Anyway, here we are awaiting multiple births with log-burner ablaze. The winter house-sitters will be eternally on our Christmas card list since they must have spent the whole 3 months cleaning the place while we were away. Honestly, I have never seen the house so clean - they have left it like a show-home. Not to worry, a few days with the dogs moulting everywhere and some sheep-poo on the doormat and it will soon be back to normal. Besides filing accounts, ordering materials, arguing with utility suppliers and pestering my toiling workers by phone, this does give me a bit more time to relax and take in a little of what’s happening on TV and in the news while my blood pressure recovers to something approaching normal. Well, you would think so, wouldn’t you? For anyone else it would – but for some reason I seem to see through the transparency of mundane, straight into the world of bizarreness. More often than not this is to do with everyone and their dog trying to save the world. To start with, where did all these bloody vegans come from? I only heard of the word about 10 years ago, and now they have taken over our government, TV, newspapers, schools and social media. It’s a common fact that you are now never more than 10 feet away from a vegan, and they’re closing in. Even the rats are running from them in case they bore them to death about health food. Did anyone pick up on the fact that the latest Peppa Pig stage theatre production has been banned from selling sausages in its canteen in case children realise that sausages come from pigs! Yes kids, you heard it here first, Santa is your Dad, your Mum is the tooth fairy, Boris Johnson is an ambassador for Britain and, ever since time began, we humans eat other animals - because we are born carnivores!
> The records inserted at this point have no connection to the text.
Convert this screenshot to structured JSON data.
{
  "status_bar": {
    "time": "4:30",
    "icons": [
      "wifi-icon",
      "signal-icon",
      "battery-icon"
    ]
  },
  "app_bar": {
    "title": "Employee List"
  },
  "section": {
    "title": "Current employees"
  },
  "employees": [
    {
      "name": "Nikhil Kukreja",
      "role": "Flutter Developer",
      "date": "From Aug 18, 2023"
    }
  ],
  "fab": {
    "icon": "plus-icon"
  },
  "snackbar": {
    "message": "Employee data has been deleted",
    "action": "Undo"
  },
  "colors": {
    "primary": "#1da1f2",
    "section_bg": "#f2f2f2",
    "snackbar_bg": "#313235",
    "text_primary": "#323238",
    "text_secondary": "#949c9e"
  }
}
Not only that, but every third person seems to have developed an intolerance to something, be it gluten, wheat, lactose, sodium, fructose, Jeremy Vine or the Bible. It’s true – every restaurant you go into, someone is always demanding special treatment, perhaps so they can sit there being piously smug while others dine on mere ordinary meals that actually taste of something. Where did all this come from? Call me mister picky but, 40 odd years ago, if I didn’t eat my school dinners – or my mother’s ghastly cooking for that matter – I was made to stand in a corridor with a kitchen fork sticking out of my ear. My parents and grandparents would eat anything and everything, such was the hunger of their era. And I am pretty sure those meals contained enough wheat and milk to feed a sty full of sows, but we didn’t have to take 2 days off work with stomach upsets if we so much as glimpsed a carton of yogurt. So how did we evolve into a race of finicky whiners during just one generation? Have we really been brainwashed by the trash we see on our screens and papers, or hear on BBC phone-ins? Or have a third of the nation just developed enough bravery to step out of the closet after all these years and admit that they never actually enjoyed boiled brawn and rice pudding in the first place?